Top of Records shown

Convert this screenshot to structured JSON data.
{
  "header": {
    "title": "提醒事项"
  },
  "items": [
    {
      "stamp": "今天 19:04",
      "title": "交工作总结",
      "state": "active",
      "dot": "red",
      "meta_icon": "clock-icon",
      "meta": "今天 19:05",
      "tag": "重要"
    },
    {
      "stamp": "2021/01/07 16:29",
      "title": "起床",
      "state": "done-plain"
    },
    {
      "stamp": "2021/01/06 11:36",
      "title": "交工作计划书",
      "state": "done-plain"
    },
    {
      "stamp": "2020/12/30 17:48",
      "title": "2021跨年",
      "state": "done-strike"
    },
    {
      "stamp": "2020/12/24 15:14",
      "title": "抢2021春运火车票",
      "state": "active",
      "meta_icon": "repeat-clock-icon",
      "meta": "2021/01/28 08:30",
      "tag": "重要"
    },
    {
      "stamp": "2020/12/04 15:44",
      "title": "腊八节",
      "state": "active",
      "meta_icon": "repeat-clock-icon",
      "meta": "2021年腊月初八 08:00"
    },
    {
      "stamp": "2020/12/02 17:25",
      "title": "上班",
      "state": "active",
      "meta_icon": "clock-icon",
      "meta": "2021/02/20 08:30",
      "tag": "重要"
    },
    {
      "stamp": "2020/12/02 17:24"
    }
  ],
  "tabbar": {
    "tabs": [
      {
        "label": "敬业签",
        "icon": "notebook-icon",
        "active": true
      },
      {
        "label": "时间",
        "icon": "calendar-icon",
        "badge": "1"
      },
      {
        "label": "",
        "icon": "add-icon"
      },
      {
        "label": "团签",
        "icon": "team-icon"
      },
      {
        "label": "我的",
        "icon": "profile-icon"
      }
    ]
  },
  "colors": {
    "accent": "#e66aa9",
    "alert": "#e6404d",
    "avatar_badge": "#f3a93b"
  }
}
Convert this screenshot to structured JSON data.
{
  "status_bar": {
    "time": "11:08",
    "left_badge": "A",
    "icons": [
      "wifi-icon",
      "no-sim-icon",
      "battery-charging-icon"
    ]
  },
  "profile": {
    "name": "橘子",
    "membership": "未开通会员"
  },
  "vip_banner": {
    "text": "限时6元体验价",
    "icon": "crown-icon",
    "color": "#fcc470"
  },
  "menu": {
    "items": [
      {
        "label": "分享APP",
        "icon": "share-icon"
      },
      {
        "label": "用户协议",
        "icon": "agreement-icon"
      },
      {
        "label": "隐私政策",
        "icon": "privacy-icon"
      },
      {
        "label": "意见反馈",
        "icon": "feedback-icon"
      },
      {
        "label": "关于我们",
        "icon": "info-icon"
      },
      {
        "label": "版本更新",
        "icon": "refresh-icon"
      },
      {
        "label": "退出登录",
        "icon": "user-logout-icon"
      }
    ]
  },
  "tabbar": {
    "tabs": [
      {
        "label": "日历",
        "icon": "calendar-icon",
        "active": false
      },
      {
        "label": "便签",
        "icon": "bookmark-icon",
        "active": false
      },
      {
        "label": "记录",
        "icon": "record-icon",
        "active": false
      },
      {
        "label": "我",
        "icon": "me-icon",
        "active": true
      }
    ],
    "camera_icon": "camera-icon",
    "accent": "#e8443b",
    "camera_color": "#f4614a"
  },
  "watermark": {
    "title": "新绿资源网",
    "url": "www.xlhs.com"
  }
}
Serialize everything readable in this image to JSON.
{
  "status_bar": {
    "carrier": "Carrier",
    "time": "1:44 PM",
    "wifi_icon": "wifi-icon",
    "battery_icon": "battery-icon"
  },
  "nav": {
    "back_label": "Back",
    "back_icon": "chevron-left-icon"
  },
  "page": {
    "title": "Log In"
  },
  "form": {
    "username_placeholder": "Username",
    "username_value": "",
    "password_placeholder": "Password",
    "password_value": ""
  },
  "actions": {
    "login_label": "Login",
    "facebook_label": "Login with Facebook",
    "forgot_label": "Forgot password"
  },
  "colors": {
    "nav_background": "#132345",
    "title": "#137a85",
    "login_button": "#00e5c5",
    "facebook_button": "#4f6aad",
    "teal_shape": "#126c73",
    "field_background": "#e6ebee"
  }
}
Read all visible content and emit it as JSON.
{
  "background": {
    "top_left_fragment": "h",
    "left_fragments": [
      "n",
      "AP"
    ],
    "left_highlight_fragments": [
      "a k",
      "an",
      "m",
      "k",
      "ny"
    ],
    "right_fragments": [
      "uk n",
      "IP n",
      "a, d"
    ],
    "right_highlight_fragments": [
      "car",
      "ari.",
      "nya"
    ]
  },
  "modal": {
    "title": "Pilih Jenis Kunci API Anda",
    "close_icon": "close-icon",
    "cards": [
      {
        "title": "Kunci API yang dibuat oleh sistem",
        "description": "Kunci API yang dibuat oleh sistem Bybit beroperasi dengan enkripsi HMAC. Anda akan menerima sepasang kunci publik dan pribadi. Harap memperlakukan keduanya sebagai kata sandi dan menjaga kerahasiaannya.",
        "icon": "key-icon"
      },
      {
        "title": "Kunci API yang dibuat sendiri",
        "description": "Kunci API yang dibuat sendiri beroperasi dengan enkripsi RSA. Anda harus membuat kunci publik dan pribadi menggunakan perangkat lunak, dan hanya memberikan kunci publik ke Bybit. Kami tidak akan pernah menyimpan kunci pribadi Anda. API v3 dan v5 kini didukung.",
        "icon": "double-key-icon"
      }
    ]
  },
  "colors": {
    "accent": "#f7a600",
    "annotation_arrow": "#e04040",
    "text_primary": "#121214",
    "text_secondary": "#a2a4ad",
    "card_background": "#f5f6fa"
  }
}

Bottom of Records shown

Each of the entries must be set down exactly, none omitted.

Convert this screenshot to structured JSON data.
{
  "header": {
    "title": "提醒事项"
  },
  "items": [
    {
      "stamp": "今天 19:04",
      "title": "交工作总结",
      "state": "active",
      "dot": "red",
      "meta_icon": "clock-icon",
      "meta": "今天 19:05",
      "tag": "重要"
    },
    {
      "stamp": "2021/01/07 16:29",
      "title": "起床",
      "state": "done-plain"
    },
    {
      "stamp": "2021/01/06 11:36",
      "title": "交工作计划书",
      "state": "done-plain"
    },
    {
      "stamp": "2020/12/30 17:48",
      "title": "2021跨年",
      "state": "done-strike"
    },
    {
      "stamp": "2020/12/24 15:14",
      "title": "抢2021春运火车票",
      "state": "active",
      "meta_icon": "repeat-clock-icon",
      "meta": "2021/01/28 08:30",
      "tag": "重要"
    },
    {
      "stamp": "2020/12/04 15:44",
      "title": "腊八节",
      "state": "active",
      "meta_icon": "repeat-clock-icon",
      "meta": "2021年腊月初八 08:00"
    },
    {
      "stamp": "2020/12/02 17:25",
      "title": "上班",
      "state": "active",
      "meta_icon": "clock-icon",
      "meta": "2021/02/20 08:30",
      "tag": "重要"
    },
    {
      "stamp": "2020/12/02 17:24"
    }
  ],
  "tabbar": {
    "tabs": [
      {
        "label": "敬业签",
        "icon": "notebook-icon",
        "active": true
      },
      {
        "label": "时间",
        "icon": "calendar-icon",
        "badge": "1"
      },
      {
        "label": "",
        "icon": "add-icon"
      },
      {
        "label": "团签",
        "icon": "team-icon"
      },
      {
        "label": "我的",
        "icon": "profile-icon"
      }
    ]
  },
  "colors": {
    "accent": "#e66aa9",
    "alert": "#e6404d",
    "avatar_badge": "#f3a93b"
  }
}
Convert this screenshot to structured JSON data.
{
  "status_bar": {
    "time": "11:08",
    "left_badge": "A",
    "icons": [
      "wifi-icon",
      "no-sim-icon",
      "battery-charging-icon"
    ]
  },
  "profile": {
    "name": "橘子",
    "membership": "未开通会员"
  },
  "vip_banner": {
    "text": "限时6元体验价",
    "icon": "crown-icon",
    "color": "#fcc470"
  },
  "menu": {
    "items": [
      {
        "label": "分享APP",
        "icon": "share-icon"
      },
      {
        "label": "用户协议",
        "icon": "agreement-icon"
      },
      {
        "label": "隐私政策",
        "icon": "privacy-icon"
      },
      {
        "label": "意见反馈",
        "icon": "feedback-icon"
      },
      {
        "label": "关于我们",
        "icon": "info-icon"
      },
      {
        "label": "版本更新",
        "icon": "refresh-icon"
      },
      {
        "label": "退出登录",
        "icon": "user-logout-icon"
      }
    ]
  },
  "tabbar": {
    "tabs": [
      {
        "label": "日历",
        "icon": "calendar-icon",
        "active": false
      },
      {
        "label": "便签",
        "icon": "bookmark-icon",
        "active": false
      },
      {
        "label": "记录",
        "icon": "record-icon",
        "active": false
      },
      {
        "label": "我",
        "icon": "me-icon",
        "active": true
      }
    ],
    "camera_icon": "camera-icon",
    "accent": "#e8443b",
    "camera_color": "#f4614a"
  },
  "watermark": {
    "title": "新绿资源网",
    "url": "www.xlhs.com"
  }
}
Serialize everything readable in this image to JSON.
{
  "status_bar": {
    "carrier": "Carrier",
    "time": "1:44 PM",
    "wifi_icon": "wifi-icon",
    "battery_icon": "battery-icon"
  },
  "nav": {
    "back_label": "Back",
    "back_icon": "chevron-left-icon"
  },
  "page": {
    "title": "Log In"
  },
  "form": {
    "username_placeholder": "Username",
    "username_value": "",
    "password_placeholder": "Password",
    "password_value": ""
  },
  "actions": {
    "login_label": "Login",
    "facebook_label": "Login with Facebook",
    "forgot_label": "Forgot password"
  },
  "colors": {
    "nav_background": "#132345",
    "title": "#137a85",
    "login_button": "#00e5c5",
    "facebook_button": "#4f6aad",
    "teal_shape": "#126c73",
    "field_background": "#e6ebee"
  }
}
Read all visible content and emit it as JSON.
{
  "background": {
    "top_left_fragment": "h",
    "left_fragments": [
      "n",
      "AP"
    ],
    "left_highlight_fragments": [
      "a k",
      "an",
      "m",
      "k",
      "ny"
    ],
    "right_fragments": [
      "uk n",
      "IP n",
      "a, d"
    ],
    "right_highlight_fragments": [
      "car",
      "ari.",
      "nya"
    ]
  },
  "modal": {
    "title": "Pilih Jenis Kunci API Anda",
    "close_icon": "close-icon",
    "cards": [
      {
        "title": "Kunci API yang dibuat oleh sistem",
        "description": "Kunci API yang dibuat oleh sistem Bybit beroperasi dengan enkripsi HMAC. Anda akan menerima sepasang kunci publik dan pribadi. Harap memperlakukan keduanya sebagai kata sandi dan menjaga kerahasiaannya.",
        "icon": "key-icon"
      },
      {
        "title": "Kunci API yang dibuat sendiri",
        "description": "Kunci API yang dibuat sendiri beroperasi dengan enkripsi RSA. Anda harus membuat kunci publik dan pribadi menggunakan perangkat lunak, dan hanya memberikan kunci publik ke Bybit. Kami tidak akan pernah menyimpan kunci pribadi Anda. API v3 dan v5 kini didukung.",
        "icon": "double-key-icon"
      }
    ]
  },
  "colors": {
    "accent": "#f7a600",
    "annotation_arrow": "#e04040",
    "text_primary": "#121214",
    "text_secondary": "#a2a4ad",
    "card_background": "#f5f6fa"
  }
}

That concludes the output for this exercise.